• Support PF! Buy your school textbooks, materials and every day products Here!

Simple Calculus Questions Having to Do With Inverses

  • Thread starter jsewell94
  • Start date
  • #1
23
0

Homework Statement


Suppose [itex]f^{-1}(x)[/itex] is the inverse function of a differentiable function [itex]f[/itex] Let [itex]G(x) = \frac{1}{f^{-1}(x)}[/itex] If [itex]f(3) = 2 [/itex] and [itex]f'(3) = 1/9[/itex] , find [itex]G'(2) [/itex].

2. Stuff to know..
[itex](f^{-1}(x))' = \frac{1}{f'(f^{-1}(x))} [/itex]

The Attempt at a Solution


http://i.imgur.com/X5Q9A.jpg?1?7662
I just have no idea if I'm doing this right or not..or if I've made a stupid calculation error. Thanks for the help!
 
Last edited by a moderator:

Answers and Replies

  • #2
22,097
3,277
Please show an attempt or this will be deleted.
 
  • #3
Curious3141
Homework Helper
2,843
86
2. Stuff to know..
(f-1)'(x) = 1/f(f-1(x))
What you posted here makes no sense. Use Latex to format these expressions so they're more legible.
 
  • #4
23
0
Okay, sorry about the sucky post. I was in a rush to get it up, and I didn't realize the image was screwed up. I also didn't take the time to format it neatly. Hope this is more readable. :)
 
  • #5
SammyS
Staff Emeritus
Science Advisor
Homework Helper
Gold Member
11,224
947
Okay, sorry about the sucky post. I was in a rush to get it up, and I didn't realize the image was screwed up. I also didn't take the time to format it neatly. Hope this is more readable. :)
Yes that makes sense now. I see that you also fixed one or more typos.

Your method & answer look correct.


BTW: You may be warned about an overly large image by one of the moderators.
 
  • #6
Curious3141
Homework Helper
2,843
86
Okay, sorry about the sucky post. I was in a rush to get it up, and I didn't realize the image was screwed up. I also didn't take the time to format it neatly. Hope this is more readable. :)
Yes, it looks good.

But can you assume [itex](f^{-1})'(x) = \frac{1}{f'(f^{-1}(x))}[/itex] without proof?
 
  • #7
23
0
Yes, it looks good.

But can you assume [itex](f^{-1})'(x) = \frac{1}{f'(f^{-1}(x))}[/itex] without proof?
Yeah, you can assume this. We went over it in class, and I managed to prove it (maybe?).

According to the chain rule

[itex](f(g(x))' = f'(g(x))g'(x) [/itex]

So, consider: [itex] f(f^{-1}(x)) = x [/itex]

According to the chain rule,[itex] f'(f^{-1}(x))(f^{-1})'(x) = 1 [/itex]

So, [itex](f^{-1})'(x) = \frac{1}{f'(f^{-1})} [/itex]
 
  • #8
chiro
Science Advisor
4,790
131
You can prove it if you want.

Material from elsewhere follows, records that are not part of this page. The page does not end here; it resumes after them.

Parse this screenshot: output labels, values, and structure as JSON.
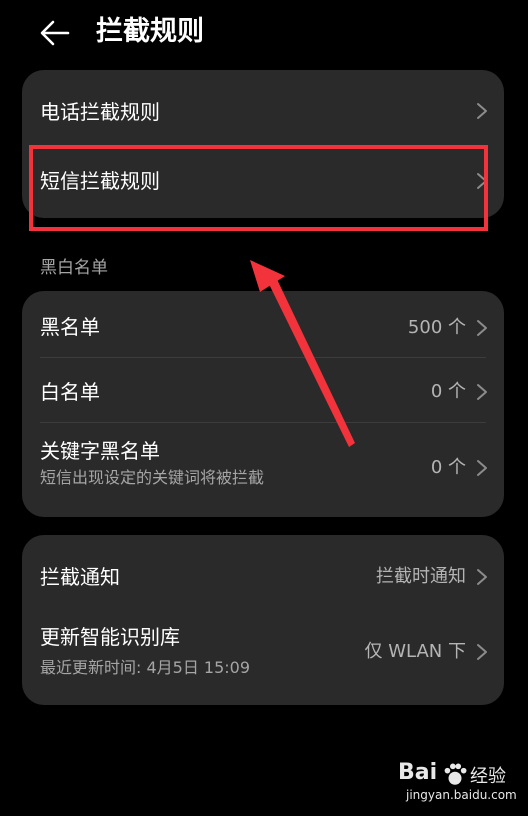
{
  "header": {
    "title": "拦截规则"
  },
  "rules": [
    {
      "label": "电话拦截规则"
    },
    {
      "label": "短信拦截规则"
    }
  ],
  "lists_section": {
    "label": "黑白名单",
    "items": [
      {
        "label": "黑名单",
        "value": "500 个"
      },
      {
        "label": "白名单",
        "value": "0 个"
      },
      {
        "label": "关键字黑名单",
        "sub": "短信出现设定的关键词将被拦截",
        "value": "0 个"
      }
    ]
  },
  "settings": [
    {
      "label": "拦截通知",
      "value": "拦截时通知"
    },
    {
      "label": "更新智能识别库",
      "sub": "最近更新时间: 4月5日 15:09",
      "value": "仅 WLAN 下"
    }
  ],
  "watermark": {
    "brand": "Bai",
    "brand_suffix": "经验",
    "url": "jingyan.baidu.com"
  },
  "colors": {
    "background": "#000000",
    "card": "#2a2a2a",
    "highlight": "#f2333b",
    "secondary_text": "#a5a5a5"
  }
}
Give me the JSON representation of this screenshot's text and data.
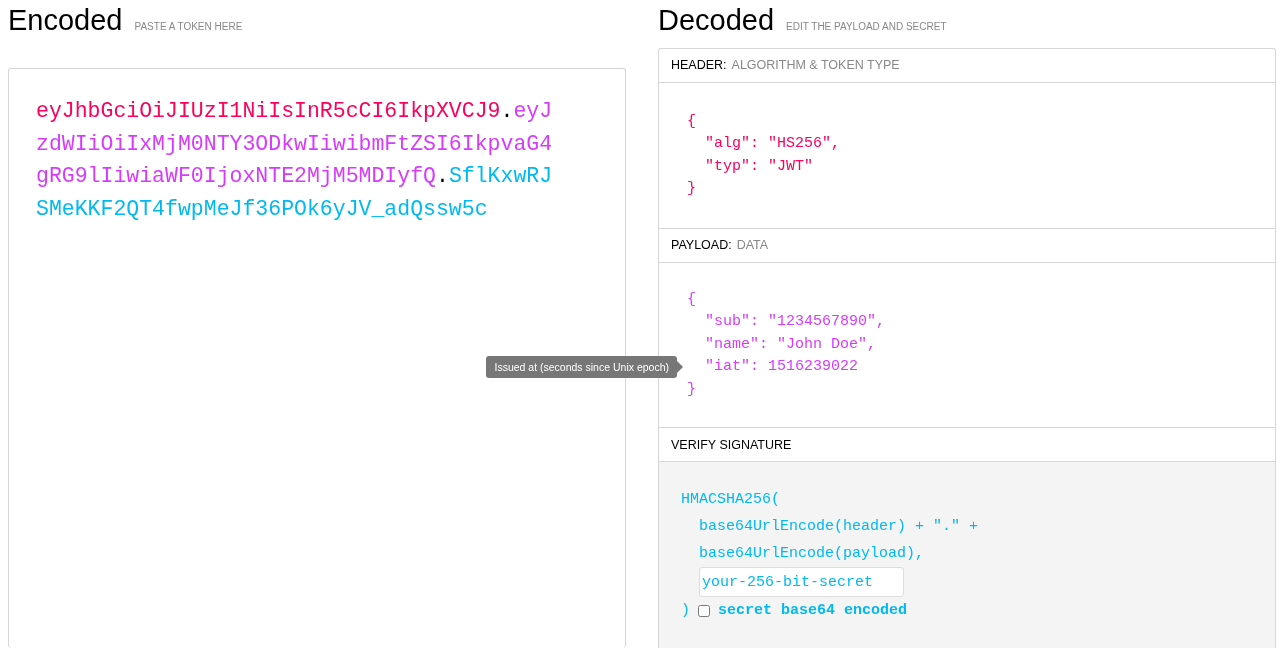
{
  "encoded": {
    "title": "Encoded",
    "hint": "PASTE A TOKEN HERE",
    "token": [
      {
        "kind": "part",
        "text": "eyJhbGciOiJIUzI1NiIsInR5cCI6IkpXVCJ9",
        "color": "#fb015b"
      },
      {
        "kind": "dot",
        "text": "."
      },
      {
        "kind": "part",
        "text": "eyJzdWIiOiIxMjM0NTY3ODkwIiwibmFtZSI6IkpvaG4gRG9lIiwiaWF0IjoxNTE2MjM5MDIyfQ",
        "color": "#d63aff"
      },
      {
        "kind": "dot",
        "text": "."
      },
      {
        "kind": "part",
        "text": "SflKxwRJSMeKKF2QT4fwpMeJf36POk6yJV_adQssw5c",
        "color": "#00b9f1"
      }
    ]
  },
  "decoded": {
    "title": "Decoded",
    "hint": "EDIT THE PAYLOAD AND SECRET",
    "sections": [
      {
        "kind": "json",
        "label": "HEADER:",
        "sublabel": "ALGORITHM & TOKEN TYPE",
        "color": "#fb015b",
        "lines": [
          {
            "kind": "brace",
            "text": "{"
          },
          {
            "kind": "entry",
            "text": "\"alg\": \"HS256\","
          },
          {
            "kind": "entry",
            "text": "\"typ\": \"JWT\""
          },
          {
            "kind": "brace",
            "text": "}"
          }
        ]
      },
      {
        "kind": "json",
        "label": "PAYLOAD:",
        "sublabel": "DATA",
        "color": "#d63aff",
        "lines": [
          {
            "kind": "brace",
            "text": "{"
          },
          {
            "kind": "entry",
            "text": "\"sub\": \"1234567890\","
          },
          {
            "kind": "entry",
            "text": "\"name\": \"John Doe\","
          },
          {
            "kind": "entry",
            "text": "\"iat\": 1516239022",
            "tooltip": "Issued at (seconds since Unix epoch)"
          },
          {
            "kind": "brace",
            "text": "}"
          }
        ]
      },
      {
        "kind": "verify",
        "label": "VERIFY SIGNATURE",
        "color": "#00b9f1",
        "lines": [
          "HMACSHA256(",
          "base64UrlEncode(header) + \".\" +",
          "base64UrlEncode(payload),"
        ],
        "secret": {
          "value": "your-256-bit-secret"
        },
        "close": ")",
        "checkbox": {
          "label": "secret base64 encoded",
          "checked": false
        }
      }
    ]
  }
}
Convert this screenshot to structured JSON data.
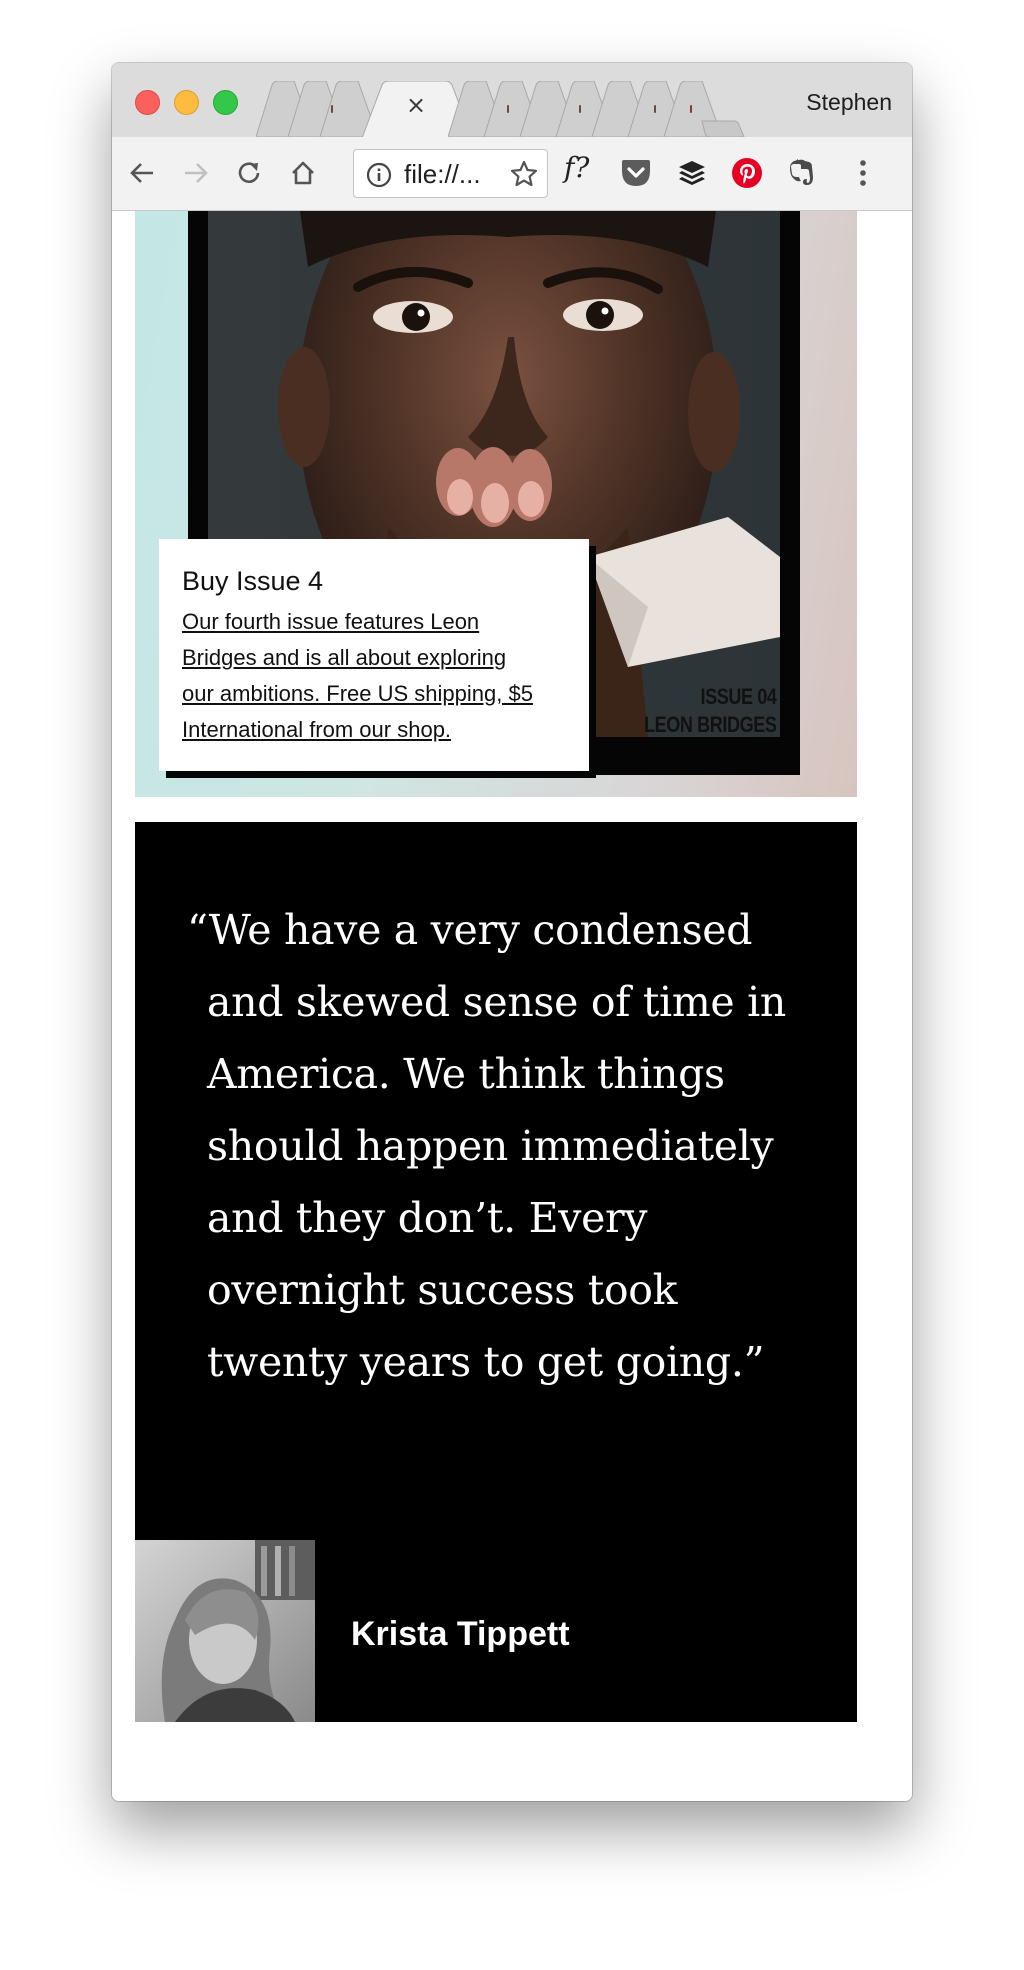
{
  "browser": {
    "profile_name": "Stephen",
    "active_tab_close": "×",
    "address_bar_text": "file://...",
    "extensions": [
      "fontface-ninja-extension",
      "pocket-extension",
      "buffer-extension",
      "pinterest-extension",
      "evernote-extension"
    ],
    "extension_fontface_label": "f?",
    "colors": {
      "close": "#fc605c",
      "minimize": "#fdbc40",
      "zoom": "#34c84a",
      "pinterest": "#e60023"
    }
  },
  "page": {
    "hero": {
      "cover_issue_line1": "ISSUE 04",
      "cover_issue_line2": "LEON BRIDGES",
      "promo_title": "Buy Issue 4",
      "promo_text_line1": "Our fourth issue features Leon",
      "promo_text_line2": "Bridges and is all about exploring",
      "promo_text_line3": "our ambitions. Free US shipping, $5",
      "promo_text_line4": "International from our shop."
    },
    "quote": {
      "text": "“We have a very condensed and skewed sense of time in America. We think things should happen immediately and they don’t. Every overnight success took twenty years to get going.”",
      "author": "Krista Tippett"
    }
  }
}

Assuming an inverse exists, then y = f(x) which implies x = f-1(y) = f(f-1(x)) = f-1(f(x)) (by the properties of the inverse). Now can you differentiate these with respect to x using the differentiability rules to get it in the form of the above?
 
  • #9
Bacle2
Science Advisor
1,089
10
A kind-of-obvious point for the OP: you may want to also address the issue of the

possibility of your denominator being zero when you answer your question.
 

Related Threads for: Simple Calculus Questions Having to Do With Inverses

  • Last Post
Replies
3
Views
2K
  • Last Post
Replies
4
Views
1K
Replies
1
Views
799
  • Last Post
Replies
3
Views
1K
Replies
1
Views
1K
  • Last Post
Replies
10
Views
1K
Replies
3
Views
2K
Top